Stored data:
Content starts

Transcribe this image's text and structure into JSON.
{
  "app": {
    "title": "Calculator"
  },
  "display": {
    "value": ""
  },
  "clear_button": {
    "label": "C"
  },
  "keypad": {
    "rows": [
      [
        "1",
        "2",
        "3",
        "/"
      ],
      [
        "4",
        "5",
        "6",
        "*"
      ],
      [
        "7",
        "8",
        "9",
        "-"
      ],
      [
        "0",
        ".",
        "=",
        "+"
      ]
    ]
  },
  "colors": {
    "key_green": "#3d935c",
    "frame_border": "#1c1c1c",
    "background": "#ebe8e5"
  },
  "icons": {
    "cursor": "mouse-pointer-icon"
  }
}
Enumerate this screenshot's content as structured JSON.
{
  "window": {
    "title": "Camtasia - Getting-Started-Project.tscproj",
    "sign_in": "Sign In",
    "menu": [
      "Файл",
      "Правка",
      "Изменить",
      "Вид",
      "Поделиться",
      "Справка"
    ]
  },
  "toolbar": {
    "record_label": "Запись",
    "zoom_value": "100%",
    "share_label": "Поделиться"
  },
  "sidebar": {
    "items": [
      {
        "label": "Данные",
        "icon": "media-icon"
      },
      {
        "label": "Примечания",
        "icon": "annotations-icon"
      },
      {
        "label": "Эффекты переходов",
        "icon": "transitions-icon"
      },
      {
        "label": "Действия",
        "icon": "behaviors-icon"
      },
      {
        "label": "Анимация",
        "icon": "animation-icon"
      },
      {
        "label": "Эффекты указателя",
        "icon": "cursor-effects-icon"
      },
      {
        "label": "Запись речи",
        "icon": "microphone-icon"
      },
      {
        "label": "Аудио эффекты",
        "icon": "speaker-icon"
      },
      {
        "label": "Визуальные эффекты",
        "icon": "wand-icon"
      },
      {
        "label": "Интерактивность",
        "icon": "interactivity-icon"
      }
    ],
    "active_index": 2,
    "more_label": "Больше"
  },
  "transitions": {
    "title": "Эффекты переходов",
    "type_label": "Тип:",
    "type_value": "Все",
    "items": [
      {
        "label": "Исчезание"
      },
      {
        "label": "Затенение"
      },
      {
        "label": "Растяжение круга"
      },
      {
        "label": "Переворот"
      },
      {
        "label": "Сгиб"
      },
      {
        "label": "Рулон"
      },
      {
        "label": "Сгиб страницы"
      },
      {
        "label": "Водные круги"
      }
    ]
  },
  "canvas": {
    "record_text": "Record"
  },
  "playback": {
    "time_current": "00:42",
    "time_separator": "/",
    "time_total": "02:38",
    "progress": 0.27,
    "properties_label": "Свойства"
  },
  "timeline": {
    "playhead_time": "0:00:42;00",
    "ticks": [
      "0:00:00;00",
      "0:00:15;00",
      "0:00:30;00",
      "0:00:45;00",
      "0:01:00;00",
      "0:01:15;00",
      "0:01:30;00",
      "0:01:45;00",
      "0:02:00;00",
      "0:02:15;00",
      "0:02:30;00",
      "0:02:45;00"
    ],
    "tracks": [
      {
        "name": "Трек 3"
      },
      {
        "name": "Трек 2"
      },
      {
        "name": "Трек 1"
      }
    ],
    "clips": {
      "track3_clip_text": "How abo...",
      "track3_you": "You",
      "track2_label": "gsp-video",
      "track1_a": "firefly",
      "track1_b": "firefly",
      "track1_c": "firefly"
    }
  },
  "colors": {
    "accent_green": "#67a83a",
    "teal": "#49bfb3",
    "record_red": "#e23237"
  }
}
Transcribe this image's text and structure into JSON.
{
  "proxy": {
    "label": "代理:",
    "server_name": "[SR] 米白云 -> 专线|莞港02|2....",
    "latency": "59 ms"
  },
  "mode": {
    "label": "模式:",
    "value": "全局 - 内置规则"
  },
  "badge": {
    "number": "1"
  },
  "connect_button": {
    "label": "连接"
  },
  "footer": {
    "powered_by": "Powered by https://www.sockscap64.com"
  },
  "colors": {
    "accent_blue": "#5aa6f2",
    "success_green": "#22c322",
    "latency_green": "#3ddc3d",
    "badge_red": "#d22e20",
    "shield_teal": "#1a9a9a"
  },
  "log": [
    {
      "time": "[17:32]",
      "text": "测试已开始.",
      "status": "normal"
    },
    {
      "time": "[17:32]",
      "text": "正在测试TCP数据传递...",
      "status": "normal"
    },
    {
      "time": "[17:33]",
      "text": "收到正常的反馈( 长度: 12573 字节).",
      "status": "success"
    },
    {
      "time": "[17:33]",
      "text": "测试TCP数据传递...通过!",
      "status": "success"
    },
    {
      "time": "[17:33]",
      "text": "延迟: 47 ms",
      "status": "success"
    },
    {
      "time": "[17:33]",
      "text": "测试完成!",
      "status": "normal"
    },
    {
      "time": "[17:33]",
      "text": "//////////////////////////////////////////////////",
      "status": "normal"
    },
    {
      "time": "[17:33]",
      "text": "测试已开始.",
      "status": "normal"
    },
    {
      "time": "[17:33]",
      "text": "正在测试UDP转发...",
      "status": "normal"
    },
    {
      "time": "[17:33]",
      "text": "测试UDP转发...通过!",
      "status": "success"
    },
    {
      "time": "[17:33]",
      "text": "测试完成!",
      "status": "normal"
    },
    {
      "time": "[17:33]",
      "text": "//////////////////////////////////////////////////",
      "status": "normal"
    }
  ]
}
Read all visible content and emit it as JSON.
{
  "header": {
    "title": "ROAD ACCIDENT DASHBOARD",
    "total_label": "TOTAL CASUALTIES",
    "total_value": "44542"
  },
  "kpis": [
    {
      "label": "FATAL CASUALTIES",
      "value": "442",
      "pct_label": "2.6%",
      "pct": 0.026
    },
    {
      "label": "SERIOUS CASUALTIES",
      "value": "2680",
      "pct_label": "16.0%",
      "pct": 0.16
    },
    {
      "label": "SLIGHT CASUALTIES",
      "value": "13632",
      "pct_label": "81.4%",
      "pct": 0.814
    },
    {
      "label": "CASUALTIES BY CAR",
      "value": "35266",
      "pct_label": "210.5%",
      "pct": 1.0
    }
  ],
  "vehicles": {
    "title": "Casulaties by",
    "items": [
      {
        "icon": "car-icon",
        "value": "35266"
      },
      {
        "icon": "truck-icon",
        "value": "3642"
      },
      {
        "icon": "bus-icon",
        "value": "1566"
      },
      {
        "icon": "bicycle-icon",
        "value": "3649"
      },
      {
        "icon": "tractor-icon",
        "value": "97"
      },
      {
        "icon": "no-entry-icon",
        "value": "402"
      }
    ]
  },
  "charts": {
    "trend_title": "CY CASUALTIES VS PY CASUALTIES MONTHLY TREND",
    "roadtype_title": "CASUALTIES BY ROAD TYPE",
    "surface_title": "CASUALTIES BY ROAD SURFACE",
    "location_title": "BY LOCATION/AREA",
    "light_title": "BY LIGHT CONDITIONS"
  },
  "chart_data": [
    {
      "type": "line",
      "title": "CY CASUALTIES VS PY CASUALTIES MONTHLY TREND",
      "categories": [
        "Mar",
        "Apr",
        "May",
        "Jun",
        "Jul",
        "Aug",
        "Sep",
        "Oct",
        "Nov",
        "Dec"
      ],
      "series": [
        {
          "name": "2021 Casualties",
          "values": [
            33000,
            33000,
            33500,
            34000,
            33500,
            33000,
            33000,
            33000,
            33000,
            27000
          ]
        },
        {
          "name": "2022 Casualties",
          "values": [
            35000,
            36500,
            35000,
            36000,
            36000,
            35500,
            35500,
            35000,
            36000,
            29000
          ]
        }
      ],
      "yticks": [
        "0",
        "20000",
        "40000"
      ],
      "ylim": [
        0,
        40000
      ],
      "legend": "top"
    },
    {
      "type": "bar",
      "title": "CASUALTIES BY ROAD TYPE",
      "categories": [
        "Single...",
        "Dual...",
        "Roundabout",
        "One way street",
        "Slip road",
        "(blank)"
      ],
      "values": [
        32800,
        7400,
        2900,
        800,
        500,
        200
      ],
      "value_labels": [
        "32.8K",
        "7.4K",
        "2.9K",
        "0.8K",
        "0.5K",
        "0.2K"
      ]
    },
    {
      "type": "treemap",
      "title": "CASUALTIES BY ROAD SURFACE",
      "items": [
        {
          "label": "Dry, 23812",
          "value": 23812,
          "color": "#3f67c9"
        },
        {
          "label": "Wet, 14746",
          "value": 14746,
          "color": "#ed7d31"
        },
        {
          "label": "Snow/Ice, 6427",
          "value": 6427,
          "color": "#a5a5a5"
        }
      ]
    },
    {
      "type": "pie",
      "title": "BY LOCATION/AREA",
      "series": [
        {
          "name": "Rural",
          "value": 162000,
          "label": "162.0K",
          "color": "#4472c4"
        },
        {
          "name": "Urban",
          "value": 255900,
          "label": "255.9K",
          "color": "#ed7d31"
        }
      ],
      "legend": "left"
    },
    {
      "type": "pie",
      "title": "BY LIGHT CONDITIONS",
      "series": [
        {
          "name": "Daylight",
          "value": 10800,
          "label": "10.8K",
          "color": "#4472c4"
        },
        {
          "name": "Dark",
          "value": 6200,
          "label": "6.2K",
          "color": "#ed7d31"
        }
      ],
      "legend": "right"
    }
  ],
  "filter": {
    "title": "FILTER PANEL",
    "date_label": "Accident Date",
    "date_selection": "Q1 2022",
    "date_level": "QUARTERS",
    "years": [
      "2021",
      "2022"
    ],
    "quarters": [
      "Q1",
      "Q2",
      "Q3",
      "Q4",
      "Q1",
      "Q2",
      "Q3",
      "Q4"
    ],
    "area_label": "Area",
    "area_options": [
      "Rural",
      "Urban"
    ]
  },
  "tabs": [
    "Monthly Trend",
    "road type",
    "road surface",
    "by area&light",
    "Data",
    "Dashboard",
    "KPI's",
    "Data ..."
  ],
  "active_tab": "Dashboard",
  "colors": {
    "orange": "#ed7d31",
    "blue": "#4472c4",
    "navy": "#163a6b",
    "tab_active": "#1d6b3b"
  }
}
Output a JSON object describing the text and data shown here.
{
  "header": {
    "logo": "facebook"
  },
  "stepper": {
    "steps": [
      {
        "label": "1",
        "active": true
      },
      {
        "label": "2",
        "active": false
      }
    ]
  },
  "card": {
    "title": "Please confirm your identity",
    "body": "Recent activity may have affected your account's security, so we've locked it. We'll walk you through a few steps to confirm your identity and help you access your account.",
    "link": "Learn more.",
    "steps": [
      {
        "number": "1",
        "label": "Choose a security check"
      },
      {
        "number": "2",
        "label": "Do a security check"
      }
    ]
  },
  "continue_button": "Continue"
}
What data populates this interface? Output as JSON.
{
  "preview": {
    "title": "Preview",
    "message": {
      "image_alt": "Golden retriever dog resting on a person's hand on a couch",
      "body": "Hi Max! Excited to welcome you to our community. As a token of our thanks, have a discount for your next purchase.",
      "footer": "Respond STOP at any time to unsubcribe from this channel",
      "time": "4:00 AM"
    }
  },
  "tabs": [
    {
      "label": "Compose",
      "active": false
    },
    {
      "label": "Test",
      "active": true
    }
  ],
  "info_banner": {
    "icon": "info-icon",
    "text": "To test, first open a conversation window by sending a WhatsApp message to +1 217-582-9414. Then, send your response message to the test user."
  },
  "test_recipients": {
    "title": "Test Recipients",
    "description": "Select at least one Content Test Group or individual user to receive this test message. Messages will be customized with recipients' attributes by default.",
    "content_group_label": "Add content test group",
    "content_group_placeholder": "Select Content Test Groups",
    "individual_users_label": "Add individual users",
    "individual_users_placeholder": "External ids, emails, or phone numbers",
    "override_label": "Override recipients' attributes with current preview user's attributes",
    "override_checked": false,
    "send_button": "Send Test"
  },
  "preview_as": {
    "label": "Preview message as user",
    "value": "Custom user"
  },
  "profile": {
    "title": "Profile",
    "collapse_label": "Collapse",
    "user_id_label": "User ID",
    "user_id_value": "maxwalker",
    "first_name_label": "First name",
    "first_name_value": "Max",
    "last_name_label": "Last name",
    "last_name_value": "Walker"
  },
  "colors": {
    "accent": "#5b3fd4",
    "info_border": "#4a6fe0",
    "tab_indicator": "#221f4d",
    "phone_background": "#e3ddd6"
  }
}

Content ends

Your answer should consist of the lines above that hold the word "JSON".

YOUR SOLUTION >>
Transcribe this image's text and structure into JSON.
Enumerate this screenshot's content as structured JSON.
Transcribe this image's text and structure into JSON.
Read all visible content and emit it as JSON.
Output a JSON object describing the text and data shown here.
What data populates this interface? Output as JSON.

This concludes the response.